▶ TASK
Print the entries below word for word; the pictures stay out of your copy.

Saved entries:
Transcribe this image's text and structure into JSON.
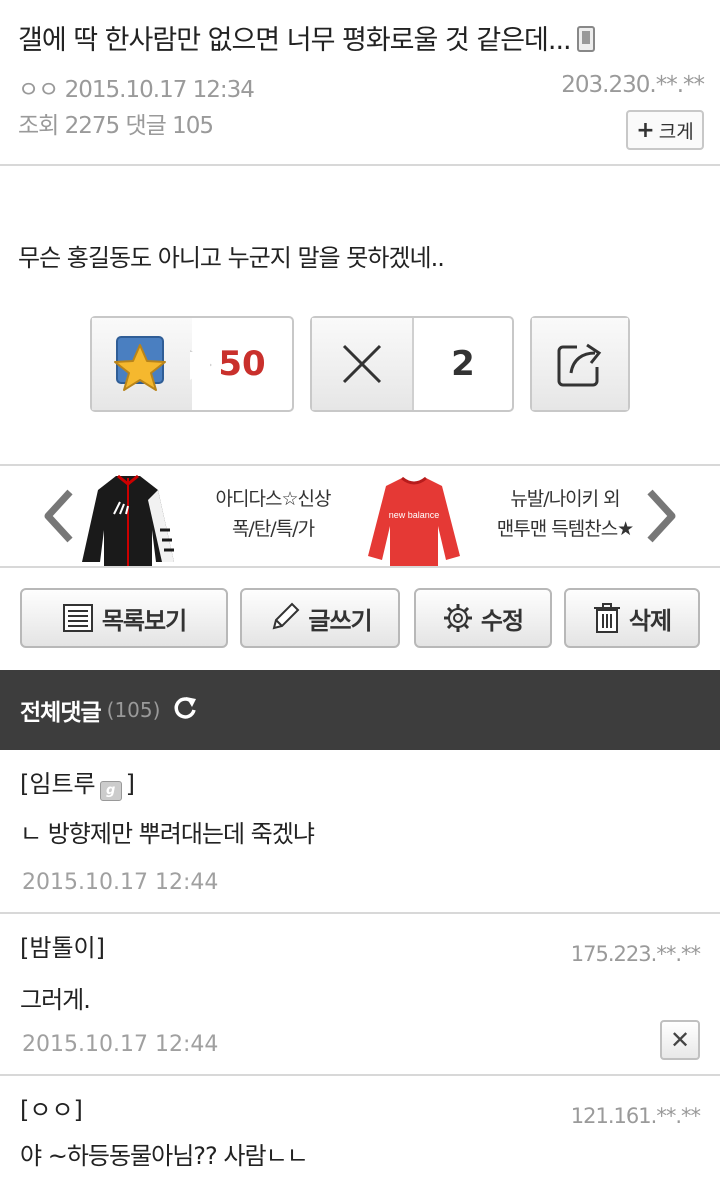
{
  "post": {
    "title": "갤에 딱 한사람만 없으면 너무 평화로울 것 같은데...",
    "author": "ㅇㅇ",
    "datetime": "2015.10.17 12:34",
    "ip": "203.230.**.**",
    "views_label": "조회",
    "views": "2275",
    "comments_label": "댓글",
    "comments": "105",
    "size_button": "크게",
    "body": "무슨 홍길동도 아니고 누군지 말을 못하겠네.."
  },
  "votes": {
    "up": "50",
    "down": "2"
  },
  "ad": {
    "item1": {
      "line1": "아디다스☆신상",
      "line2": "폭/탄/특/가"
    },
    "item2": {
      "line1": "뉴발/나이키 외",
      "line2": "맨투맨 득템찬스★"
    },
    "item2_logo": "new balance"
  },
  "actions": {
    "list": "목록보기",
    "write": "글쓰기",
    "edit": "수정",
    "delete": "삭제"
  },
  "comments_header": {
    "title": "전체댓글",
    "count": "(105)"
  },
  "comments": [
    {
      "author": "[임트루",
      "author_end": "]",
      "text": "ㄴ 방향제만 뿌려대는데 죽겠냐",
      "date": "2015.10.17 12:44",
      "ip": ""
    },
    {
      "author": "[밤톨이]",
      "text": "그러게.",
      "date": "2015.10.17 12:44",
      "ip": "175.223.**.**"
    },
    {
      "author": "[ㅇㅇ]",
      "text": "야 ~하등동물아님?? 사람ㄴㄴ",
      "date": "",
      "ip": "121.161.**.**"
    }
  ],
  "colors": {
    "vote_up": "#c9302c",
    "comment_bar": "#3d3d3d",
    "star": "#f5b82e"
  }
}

▶ YOUR SOLUTION
Transcribe this image's text and structure into JSON.
{
  "post": {
    "title": "갤에 딱 한사람만 없으면 너무 평화로울 것 같은데...",
    "author": "ㅇㅇ",
    "datetime": "2015.10.17 12:34",
    "ip": "203.230.**.**",
    "views_label": "조회",
    "views": "2275",
    "comments_label": "댓글",
    "comments": "105",
    "size_button": "크게",
    "body": "무슨 홍길동도 아니고 누군지 말을 못하겠네.."
  },
  "votes": {
    "up": "50",
    "down": "2"
  },
  "ad": {
    "item1": {
      "line1": "아디다스☆신상",
      "line2": "폭/탄/특/가"
    },
    "item2": {
      "line1": "뉴발/나이키 외",
      "line2": "맨투맨 득템찬스★"
    },
    "item2_logo": "new balance"
  },
  "actions": {
    "list": "목록보기",
    "write": "글쓰기",
    "edit": "수정",
    "delete": "삭제"
  },
  "comments_header": {
    "title": "전체댓글",
    "count": "(105)"
  },
  "comments": [
    {
      "author": "[임트루",
      "author_end": "]",
      "text": "ㄴ 방향제만 뿌려대는데 죽겠냐",
      "date": "2015.10.17 12:44",
      "ip": ""
    },
    {
      "author": "[밤톨이]",
      "text": "그러게.",
      "date": "2015.10.17 12:44",
      "ip": "175.223.**.**"
    },
    {
      "author": "[ㅇㅇ]",
      "text": "야 ~하등동물아님?? 사람ㄴㄴ",
      "date": "",
      "ip": "121.161.**.**"
    }
  ],
  "colors": {
    "vote_up": "#c9302c",
    "comment_bar": "#3d3d3d",
    "star": "#f5b82e"
  }
}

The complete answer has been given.